Typically, an investment professional will take a full position on a name before publishing his or her idea on SumZero. Once the analyst has a full position, he or she has an economic incentive to tell other investors about it. To the extent other community members are convinced and buy into the author's recommendation, the stock may react in price. To your point, the other main reason contributors share research is to build their individual brand and develop a track record. SumZero tracks performance of ideas and allows fellow members to rate ideas. Often times, a high rating can help the author raise capital for his or her fund, find new job opportunities and gain valuable feedback on research.
SumZero currently conducts internal competitions, maybe you can tell me more about that and the purpose of it, and how it’s been received?
Idea contests are yet another incentive for contributors to submit ideas to SumZero, resulting in an influx of high-quality content to the platform. We typically select a panel of judges consisting of senior industry to help select the contest winners. Recently, we hosted our "Top Stocks for 2019" contest where some of the winning ideas included RRTS:US, BUR:LN, SATS:US, and FB:US. Often times, SumZero analysts make contrarian calls that differ from views espoused in the media. FB is just one example of a stock that is often times vilified in the press but is very heavily owned by professional investors and has a positive sentiment on SumZero. On the flip side, TSLA is often times discussed positively in the press but has very negative sentiment within the SumZero analyst community due to its high valuation and cash flow burn.
How do you ensure research quality and credibility?
Every contributor must apply and demonstrate a professional investing track record. Also, we review all ideas before they are published to ensure their quality meets our standards of submission. Equally as important, our members recognize that by contributing their ideas, their reputations are at stake because their real names and employer names are tied to their ideas.
What kind of attributes do you see from the top investment analysts?
Discipline regarding valuation
Willingness to do primary research including channel checks
Discipline during times of high volatility - i.e. not making emotionally driven investment decisions
A deep grasp of business and industry fundamentals - knowing what financial metrics matter the most
What are the existing inefficiencies that you see in the investment research industry today?
Language can certainly deter analysts from investing in regions that would otherwise yield significant opportunities. Obviously, the world is becoming increasingly connected but many investors still avoid investing in geographies where they don't speak the local language or have boots on the ground.
Do you think that AI will replace analysts one day?
No. I think fundamental analysts will use technology to process data faster but I think we have a long way to go before computers displace fundamental stock pickers entirely. There are so many factors that can affect asset pricing, which is why I also believe there are many vastly different investment strategies that can successfully co-exist, some fundamental, others quantitative, and even hybrid quantamental strategies.
What lies ahead for SumZero?

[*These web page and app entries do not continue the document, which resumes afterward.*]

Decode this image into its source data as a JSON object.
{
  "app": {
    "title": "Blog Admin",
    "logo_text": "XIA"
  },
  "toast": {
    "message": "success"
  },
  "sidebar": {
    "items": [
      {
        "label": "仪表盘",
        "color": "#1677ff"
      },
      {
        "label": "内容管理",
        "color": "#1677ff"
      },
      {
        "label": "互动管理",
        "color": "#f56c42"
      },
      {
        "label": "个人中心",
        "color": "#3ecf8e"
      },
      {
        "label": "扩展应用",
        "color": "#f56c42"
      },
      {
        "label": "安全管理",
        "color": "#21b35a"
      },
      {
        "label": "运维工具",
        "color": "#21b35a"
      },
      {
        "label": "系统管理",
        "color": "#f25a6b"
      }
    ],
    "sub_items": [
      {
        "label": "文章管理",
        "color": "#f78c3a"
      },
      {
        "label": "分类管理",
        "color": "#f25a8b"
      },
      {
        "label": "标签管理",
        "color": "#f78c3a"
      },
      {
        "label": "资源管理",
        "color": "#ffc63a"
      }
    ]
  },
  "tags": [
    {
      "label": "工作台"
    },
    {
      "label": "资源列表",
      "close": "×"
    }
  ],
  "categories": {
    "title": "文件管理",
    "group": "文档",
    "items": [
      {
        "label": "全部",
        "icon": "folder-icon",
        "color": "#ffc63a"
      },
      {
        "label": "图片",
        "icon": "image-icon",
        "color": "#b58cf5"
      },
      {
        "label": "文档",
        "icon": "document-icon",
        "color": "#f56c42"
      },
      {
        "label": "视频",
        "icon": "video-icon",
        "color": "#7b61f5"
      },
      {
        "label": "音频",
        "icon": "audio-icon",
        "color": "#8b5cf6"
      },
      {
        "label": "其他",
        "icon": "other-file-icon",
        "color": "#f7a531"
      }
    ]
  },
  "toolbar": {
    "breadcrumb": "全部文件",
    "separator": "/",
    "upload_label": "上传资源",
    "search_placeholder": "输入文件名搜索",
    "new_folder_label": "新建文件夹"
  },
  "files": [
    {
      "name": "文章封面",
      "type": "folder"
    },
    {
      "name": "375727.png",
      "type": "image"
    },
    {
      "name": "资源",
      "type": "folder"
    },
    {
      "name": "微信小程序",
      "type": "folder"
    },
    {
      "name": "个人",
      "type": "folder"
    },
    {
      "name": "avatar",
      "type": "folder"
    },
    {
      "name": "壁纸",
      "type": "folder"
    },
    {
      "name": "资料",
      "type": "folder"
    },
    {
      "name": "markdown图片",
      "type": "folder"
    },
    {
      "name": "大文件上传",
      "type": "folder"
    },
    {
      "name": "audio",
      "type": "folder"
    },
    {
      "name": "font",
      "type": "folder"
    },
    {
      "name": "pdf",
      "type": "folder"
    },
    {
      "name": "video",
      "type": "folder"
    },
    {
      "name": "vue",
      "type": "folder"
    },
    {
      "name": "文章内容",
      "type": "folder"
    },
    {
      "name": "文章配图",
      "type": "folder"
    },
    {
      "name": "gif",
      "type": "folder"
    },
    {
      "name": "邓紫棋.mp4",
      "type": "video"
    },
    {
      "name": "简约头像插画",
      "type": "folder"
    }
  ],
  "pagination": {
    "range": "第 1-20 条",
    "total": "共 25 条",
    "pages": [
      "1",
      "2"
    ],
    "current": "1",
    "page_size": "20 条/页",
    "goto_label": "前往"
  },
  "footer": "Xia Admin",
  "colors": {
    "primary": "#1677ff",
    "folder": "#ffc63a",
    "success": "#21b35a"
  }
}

We aim to be the voice of the markets and a must-have resource for all professional investors globally. Right now, our team is focusing on helping SumZero members to not only access high-quality research but also to grow their own brands and ultimately raise capital. We're also seeing good traction from more quantitatively driven investors as we develop an API to help them engage with the SumZero community. At a high level, we're going to expand the scope of the community while maintaining the quality and integrity of its content.
There are more reports in the market than one can read. What kind of investment research reports do you read regularly?
I'm a big fan of ideas on SumZero which are long-term compounders that have 5-10 year+ investment horizons.